Mr. Bramall

Will my right hon. Friend make sure that the administration of these regulations is in the hands of people capable of distinguishing between Socialists and Communists?

The Prime Minister

I do not think any intelligent person has any difficulty.

Mr. H. D. Hughes

In view of the fact that during the war many loyal members of the British Labour Party, some of whom are now Members of His Majesty's Government, were victimised by Secret Service agents, will the last supplementary question be taken very seriously indeed?

Major Beamish

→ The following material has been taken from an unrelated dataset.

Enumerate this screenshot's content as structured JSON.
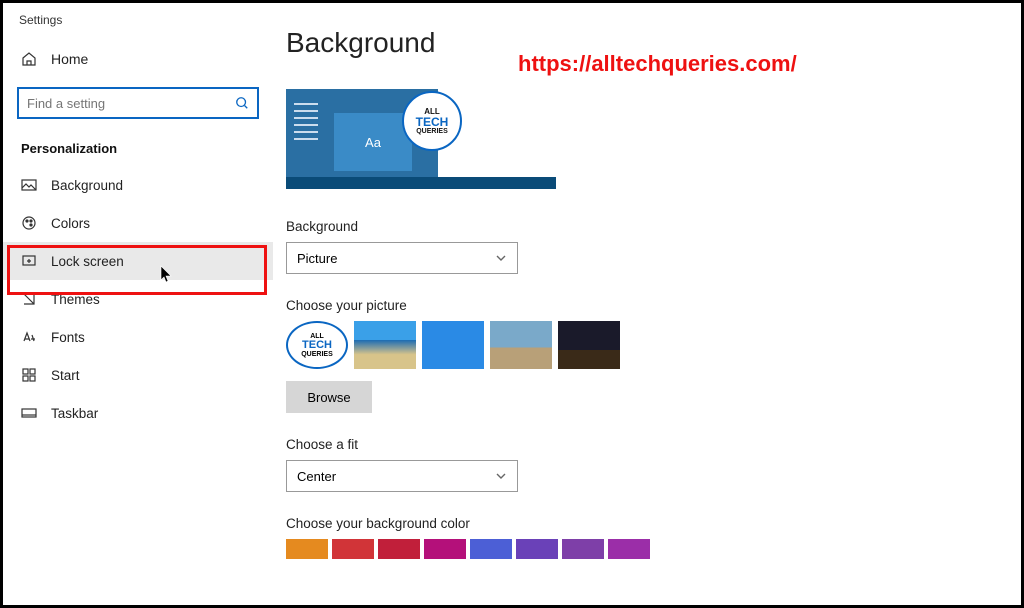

In view of the very great importance of this question, does not the right hon. Gentleman think that a very good case could be made out for the establishment of a Royal Commission to investigate the activities of the Communist Party, and cover organisations? In the light of the statement which he has just made, and of the general post that is to take place, may I ask which party the Communist sympathisers in the Socialist Party will be expected to join?

The Prime Minister

I do not think there is any need for a Royal Commission.

Major Beamish

What about the second part of my question?

Mr. Cobb

Will my right hon. Friend say who is going to judge in this? Would it not be preferable for a small tribunal, with some outside representation on it, to do the job, to make sure that the thing is as fair as it possibly can be?

The Prime Minister

No, Sir. I think experienced persons can make this judgment. Ministers must take responsibility for their Departments for any matters raised.

Mr. Cocks

Regarding the fighting Services, will my right hon. Friend remember that Roman Catholics defeated the Spanish Armada, sent against us by the Pope? Will he also remember that reports from M.I.5 are not always reliable?

Mr. Henry Strauss

Will the right hon. Gentleman bear in mind that some of the security considerations he mentioned will also apply to certain bodies not directly controlled by His Majesty's Government, such as the B.B.C., and will he consider very carefully whether what he has said in regard to the Civil Service should not also apply to the B.B.C.?

The Prime Minister

That is obviously the responsibility of the Governors of the B.B.C. We are dealing with those in the service of the State.

Mr. Piratin

Is the right hon. Gentleman aware that, though he claims that this statement is made on the grounds of security, it will be recognised in the country by the workingclass as a measure of political discrimination against the Communist Party, to blacken the name of the Communist Party in the eyes of all progressive forces in this country? In view of the importance of this statement, will the Prime Minister consider giving a day, or some suitable time, for a Debate on the matter on the Floor of the House?

The Prime Minister

The latter part of that supplementary question should be put to my right hon. Friend the Leader of the House. As regards the first part, I think the hon. Member is quite mistaken. I think the workers of the country are very well aware now, from events abroad and events here, of what the Communist Party stand for.

Sir Ian Fraser

In applying the restriction in the Government service, and as far as it affects the B.B.C. and the country generally, will the right hon. Gentleman advise that it shall be kept within the very narrow limits related strictly to security? Otherwise, does he not think that it is an unaccustomed and difficult course on which he may be embarking?

Mr. Piratin

And undemocratic.

The Prime Minister

I think I made it abundantly clear in my statement that this was restricted to very narrow limits where security matters were of importance.

Mr. W. R. Williams

Will the Prime Minister assure the House that he is himself satisfied of the loyalty of the overwhelming majority of the Civil Service of this country?

Major Beamish

And of his own party.

The Prime Minister

Certainly, I think Communists everywhere are in a very small minority, and in the Civil Service likewise.

  1. NEW MEMBER SWORN 10 words